▶ _DESCRIPTION OF THE TASK_
Take each line in the entries below that holds "webkit" and show it.
*** Opening INFORMATION SUPPLIED ***
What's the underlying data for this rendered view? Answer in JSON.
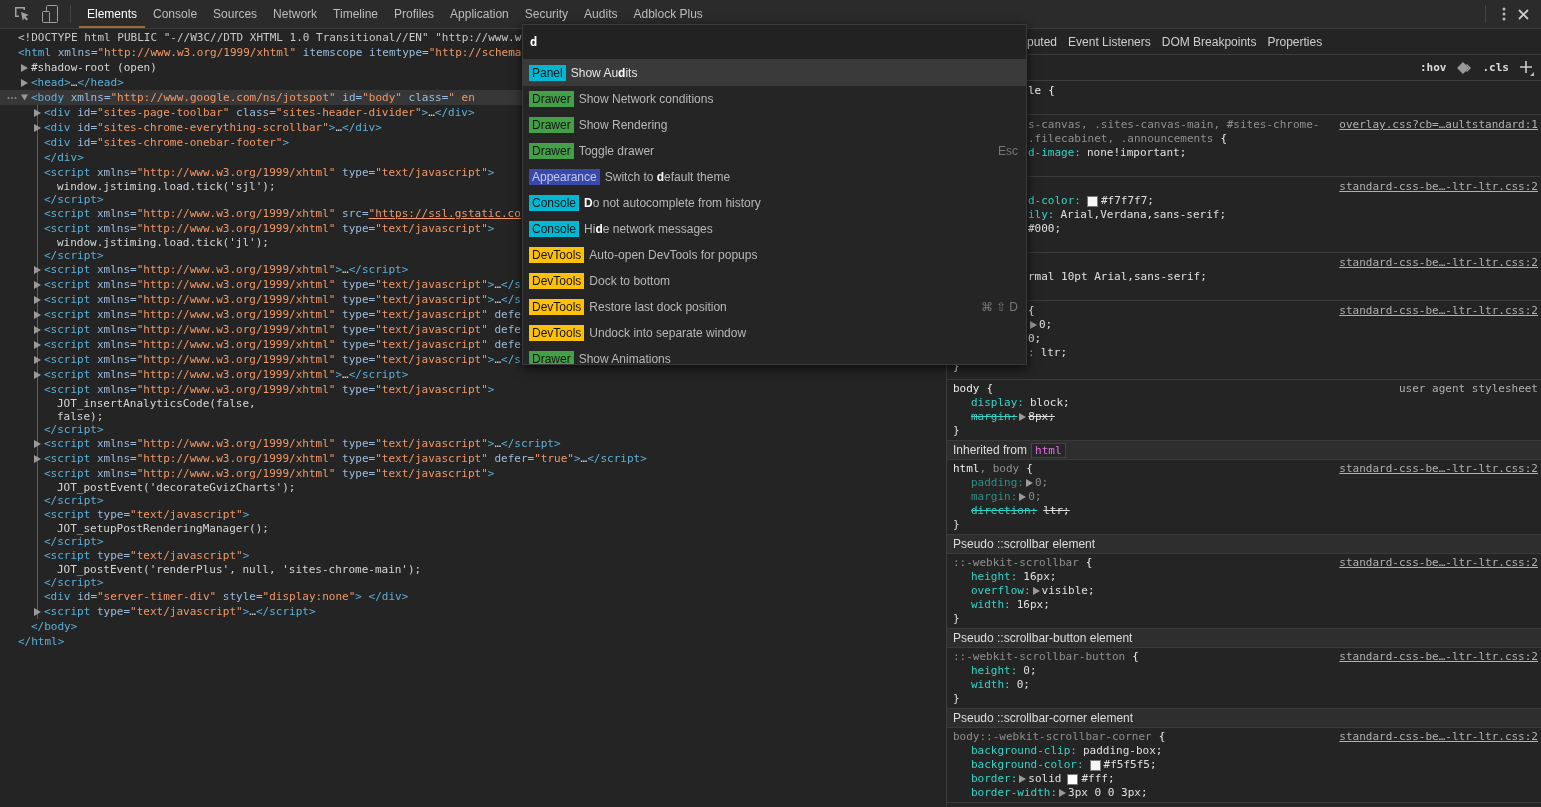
{
  "toolbar": {
    "tabs": [
      {
        "label": "Elements",
        "selected": true
      },
      {
        "label": "Console",
        "selected": false
      },
      {
        "label": "Sources",
        "selected": false
      },
      {
        "label": "Network",
        "selected": false
      },
      {
        "label": "Timeline",
        "selected": false
      },
      {
        "label": "Profiles",
        "selected": false
      },
      {
        "label": "Application",
        "selected": false
      },
      {
        "label": "Security",
        "selected": false
      },
      {
        "label": "Audits",
        "selected": false
      },
      {
        "label": "Adblock Plus",
        "selected": false
      }
    ]
  },
  "dom_tree": [
    {
      "kind": "doctype",
      "line": "<!DOCTYPE html PUBLIC \"-//W3C//DTD XHTML 1.0 Transitional//EN\" \"http://www.w",
      "selected": false
    },
    {
      "kind": "tag",
      "line": "<html xmlns=\"http://www.w3.org/1999/xhtml\" itemscope itemtype=\"http://schema",
      "selected": false,
      "close": "</html>",
      "children": [
        {
          "kind": "shadow",
          "line": "#shadow-root (open)",
          "expanded": false,
          "selected": false
        },
        {
          "kind": "tag",
          "line": "<head>…</head>",
          "expanded": false,
          "selected": false
        },
        {
          "kind": "tag",
          "line": "<body xmlns=\"http://www.google.com/ns/jotspot\" id=\"body\" class=\" en",
          "expanded": true,
          "selected": true,
          "close": "</body>",
          "children": [
            {
              "kind": "tag",
              "line": "<div id=\"sites-page-toolbar\" class=\"sites-header-divider\">…</div>",
              "expanded": false,
              "selected": false
            },
            {
              "kind": "tag",
              "line": "<div id=\"sites-chrome-everything-scrollbar\">…</div>",
              "expanded": false,
              "selected": false
            },
            {
              "kind": "tag",
              "line": "<div id=\"sites-chrome-onebar-footer\">",
              "selected": false,
              "close": "</div>"
            },
            {
              "kind": "tag",
              "line": "<script xmlns=\"http://www.w3.org/1999/xhtml\" type=\"text/javascript\">",
              "selected": false,
              "close": "</script>",
              "children": [
                {
                  "kind": "text",
                  "line": "window.jstiming.load.tick('sjl');",
                  "selected": false
                }
              ]
            },
            {
              "kind": "tag",
              "line": "<script xmlns=\"http://www.w3.org/1999/xhtml\" src=\"https://ssl.gstatic.co",
              "linked": true,
              "selected": false
            },
            {
              "kind": "tag",
              "line": "<script xmlns=\"http://www.w3.org/1999/xhtml\" type=\"text/javascript\">",
              "selected": false,
              "close": "</script>",
              "children": [
                {
                  "kind": "text",
                  "line": "window.jstiming.load.tick('jl');",
                  "selected": false
                }
              ]
            },
            {
              "kind": "tag",
              "line": "<script xmlns=\"http://www.w3.org/1999/xhtml\">…</script>",
              "expanded": false,
              "selected": false
            },
            {
              "kind": "tag",
              "line": "<script xmlns=\"http://www.w3.org/1999/xhtml\" type=\"text/javascript\">…</s",
              "expanded": false,
              "selected": false
            },
            {
              "kind": "tag",
              "line": "<script xmlns=\"http://www.w3.org/1999/xhtml\" type=\"text/javascript\">…</s",
              "expanded": false,
              "selected": false
            },
            {
              "kind": "tag",
              "line": "<script xmlns=\"http://www.w3.org/1999/xhtml\" type=\"text/javascript\" defe",
              "expanded": false,
              "selected": false
            },
            {
              "kind": "tag",
              "line": "<script xmlns=\"http://www.w3.org/1999/xhtml\" type=\"text/javascript\" defe",
              "expanded": false,
              "selected": false
            },
            {
              "kind": "tag",
              "line": "<script xmlns=\"http://www.w3.org/1999/xhtml\" type=\"text/javascript\" defe",
              "expanded": false,
              "selected": false
            },
            {
              "kind": "tag",
              "line": "<script xmlns=\"http://www.w3.org/1999/xhtml\" type=\"text/javascript\">…</s",
              "expanded": false,
              "selected": false
            },
            {
              "kind": "tag",
              "line": "<script xmlns=\"http://www.w3.org/1999/xhtml\">…</script>",
              "expanded": false,
              "selected": false
            },
            {
              "kind": "tag",
              "line": "<script xmlns=\"http://www.w3.org/1999/xhtml\" type=\"text/javascript\">",
              "selected": false,
              "close": "</script>",
              "children": [
                {
                  "kind": "text",
                  "line": "JOT_insertAnalyticsCode(false,",
                  "selected": false
                },
                {
                  "kind": "text",
                  "line": "false);",
                  "selected": false
                }
              ]
            },
            {
              "kind": "tag",
              "line": "<script xmlns=\"http://www.w3.org/1999/xhtml\" type=\"text/javascript\">…</script>",
              "expanded": false,
              "selected": false
            },
            {
              "kind": "tag",
              "line": "<script xmlns=\"http://www.w3.org/1999/xhtml\" type=\"text/javascript\" defer=\"true\">…</script>",
              "expanded": false,
              "selected": false
            },
            {
              "kind": "tag",
              "line": "<script xmlns=\"http://www.w3.org/1999/xhtml\" type=\"text/javascript\">",
              "selected": false,
              "close": "</script>",
              "children": [
                {
                  "kind": "text",
                  "line": "JOT_postEvent('decorateGvizCharts');",
                  "selected": false
                }
              ]
            },
            {
              "kind": "tag",
              "line": "<script type=\"text/javascript\">",
              "selected": false,
              "close": "</script>",
              "children": [
                {
                  "kind": "text",
                  "line": "JOT_setupPostRenderingManager();",
                  "selected": false
                }
              ]
            },
            {
              "kind": "tag",
              "line": "<script type=\"text/javascript\">",
              "selected": false,
              "close": "</script>",
              "children": [
                {
                  "kind": "text",
                  "line": "JOT_postEvent('renderPlus', null, 'sites-chrome-main');",
                  "selected": false
                }
              ]
            },
            {
              "kind": "tag",
              "line": "<div id=\"server-timer-div\" style=\"display:none\"> </div>",
              "selected": false
            },
            {
              "kind": "tag",
              "line": "<script type=\"text/javascript\">…</script>",
              "expanded": false,
              "selected": false
            }
          ]
        }
      ]
    }
  ],
  "command_menu": {
    "query": "d",
    "items": [
      {
        "category": "Panel",
        "color": "#00b8d4",
        "label": "Show Au**d**its",
        "selected": true
      },
      {
        "category": "Drawer",
        "color": "#43a047",
        "label": "Show Network conditions",
        "selected": false
      },
      {
        "category": "Drawer",
        "color": "#43a047",
        "label": "Show Rendering",
        "selected": false
      },
      {
        "category": "Drawer",
        "color": "#43a047",
        "label": "Toggle drawer",
        "shortcut": "Esc",
        "selected": false
      },
      {
        "category": "Appearance",
        "color": "#3949ab",
        "label": "Switch to **d**efault theme",
        "selected": false
      },
      {
        "category": "Console",
        "color": "#00b8d4",
        "label": "**D**o not autocomplete from history",
        "selected": false
      },
      {
        "category": "Console",
        "color": "#00b8d4",
        "label": "Hi**d**e network messages",
        "selected": false
      },
      {
        "category": "DevTools",
        "color": "#ffc107",
        "label": "Auto-open DevTools for popups",
        "selected": false
      },
      {
        "category": "DevTools",
        "color": "#ffc107",
        "label": "Dock to bottom",
        "selected": false
      },
      {
        "category": "DevTools",
        "color": "#ffc107",
        "label": "Restore last dock position",
        "shortcut": "⌘ ⇧ D",
        "selected": false
      },
      {
        "category": "DevTools",
        "color": "#ffc107",
        "label": "Undock into separate window",
        "selected": false
      },
      {
        "category": "Drawer",
        "color": "#43a047",
        "label": "Show Animations",
        "selected": false
      }
    ]
  },
  "sidebar": {
    "tabs": [
      {
        "label": "puted",
        "selected": false
      },
      {
        "label": "Event Listeners",
        "selected": false
      },
      {
        "label": "DOM Breakpoints",
        "selected": false
      },
      {
        "label": "Properties",
        "selected": false
      }
    ],
    "hov": ":hov",
    "cls": ".cls",
    "sections": [
      {
        "kind": "rule",
        "clipped": true,
        "selector_lines": [
          [
            {
              "text": "le",
              "matched": true
            }
          ]
        ],
        "open": "{"
      },
      {
        "kind": "rule",
        "clipped": true,
        "source": "overlay.css?cb=…aultstandard:1",
        "source_link": true,
        "selector_lines": [
          [
            {
              "text": "s-canvas, .sites-canvas-main, #sites-chrome-",
              "matched": false
            }
          ],
          [
            {
              "text": ".filecabinet, .announcements",
              "matched": false
            }
          ]
        ],
        "open": "{",
        "decls": [
          {
            "prop": "d-image:",
            "value": "none!important;"
          }
        ]
      },
      {
        "kind": "rule",
        "clipped": true,
        "source": "standard-css-be…-ltr-ltr.css:2",
        "source_link": true,
        "decls": [
          {
            "prop": "d-color:",
            "color": "#f7f7f7",
            "value": "#f7f7f7;"
          },
          {
            "prop": "ily:",
            "value": "Arial,Verdana,sans-serif;"
          },
          {
            "value": "#000;"
          }
        ]
      },
      {
        "kind": "rule",
        "clipped": true,
        "source": "standard-css-be…-ltr-ltr.css:2",
        "source_link": true,
        "decls": [
          {
            "value": "rmal 10pt Arial,sans-serif;"
          }
        ]
      },
      {
        "kind": "rule",
        "clipped": true,
        "source": "standard-css-be…-ltr-ltr.css:2",
        "source_link": true,
        "open": "{",
        "decls": [
          {
            "expand": true,
            "value": "0;"
          },
          {
            "value": "0;"
          },
          {
            "prop": ":",
            "value": "ltr;"
          }
        ],
        "close": "}"
      },
      {
        "kind": "rule",
        "source": "user agent stylesheet",
        "source_link": false,
        "selector_lines": [
          [
            {
              "text": "body",
              "matched": true
            }
          ]
        ],
        "open": "{",
        "decls": [
          {
            "prop": "display:",
            "value": "block;"
          },
          {
            "prop": "margin:",
            "expand": true,
            "value": "8px;",
            "struck": true
          }
        ],
        "close": "}"
      },
      {
        "kind": "header",
        "label": "Inherited from",
        "tag": "html"
      },
      {
        "kind": "rule",
        "source": "standard-css-be…-ltr-ltr.css:2",
        "source_link": true,
        "selector_lines": [
          [
            {
              "text": "html",
              "matched": true
            },
            {
              "text": ", body",
              "matched": false
            }
          ]
        ],
        "open": "{",
        "decls": [
          {
            "prop": "padding:",
            "expand": true,
            "value": "0;",
            "inactive": true
          },
          {
            "prop": "margin:",
            "expand": true,
            "value": "0;",
            "inactive": true
          },
          {
            "prop": "direction:",
            "value": "ltr;",
            "struck": true
          }
        ],
        "close": "}"
      },
      {
        "kind": "header",
        "label": "Pseudo ::scrollbar element"
      },
      {
        "kind": "rule",
        "source": "standard-css-be…-ltr-ltr.css:2",
        "source_link": true,
        "selector_lines": [
          [
            {
              "text": "::-webkit-scrollbar",
              "matched": false
            }
          ]
        ],
        "open": "{",
        "decls": [
          {
            "prop": "height:",
            "value": "16px;"
          },
          {
            "prop": "overflow:",
            "expand": true,
            "value": "visible;"
          },
          {
            "prop": "width:",
            "value": "16px;"
          }
        ],
        "close": "}"
      },
      {
        "kind": "header",
        "label": "Pseudo ::scrollbar-button element"
      },
      {
        "kind": "rule",
        "source": "standard-css-be…-ltr-ltr.css:2",
        "source_link": true,
        "selector_lines": [
          [
            {
              "text": "::-webkit-scrollbar-button",
              "matched": false
            }
          ]
        ],
        "open": "{",
        "decls": [
          {
            "prop": "height:",
            "value": "0;"
          },
          {
            "prop": "width:",
            "value": "0;"
          }
        ],
        "close": "}"
      },
      {
        "kind": "header",
        "label": "Pseudo ::scrollbar-corner element"
      },
      {
        "kind": "rule",
        "source": "standard-css-be…-ltr-ltr.css:2",
        "source_link": true,
        "selector_lines": [
          [
            {
              "text": "body::-webkit-scrollbar-corner",
              "matched": false
            }
          ]
        ],
        "open": "{",
        "decls": [
          {
            "prop": "background-clip:",
            "value": "padding-box;"
          },
          {
            "prop": "background-color:",
            "color": "#f5f5f5",
            "value": "#f5f5f5;"
          },
          {
            "prop": "border:",
            "expand": true,
            "pre": "solid",
            "color": "#ffffff",
            "value": "#fff;"
          },
          {
            "prop": "border-width:",
            "expand": true,
            "value": "3px 0 0 3px;"
          }
        ]
      }
    ]
  }
}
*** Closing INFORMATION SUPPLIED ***
▶ _ANSWER FOR THE TASK_
              "text": "::-webkit-scrollbar",
              "text": "::-webkit-scrollbar-button",
              "text": "body::-webkit-scrollbar-corner",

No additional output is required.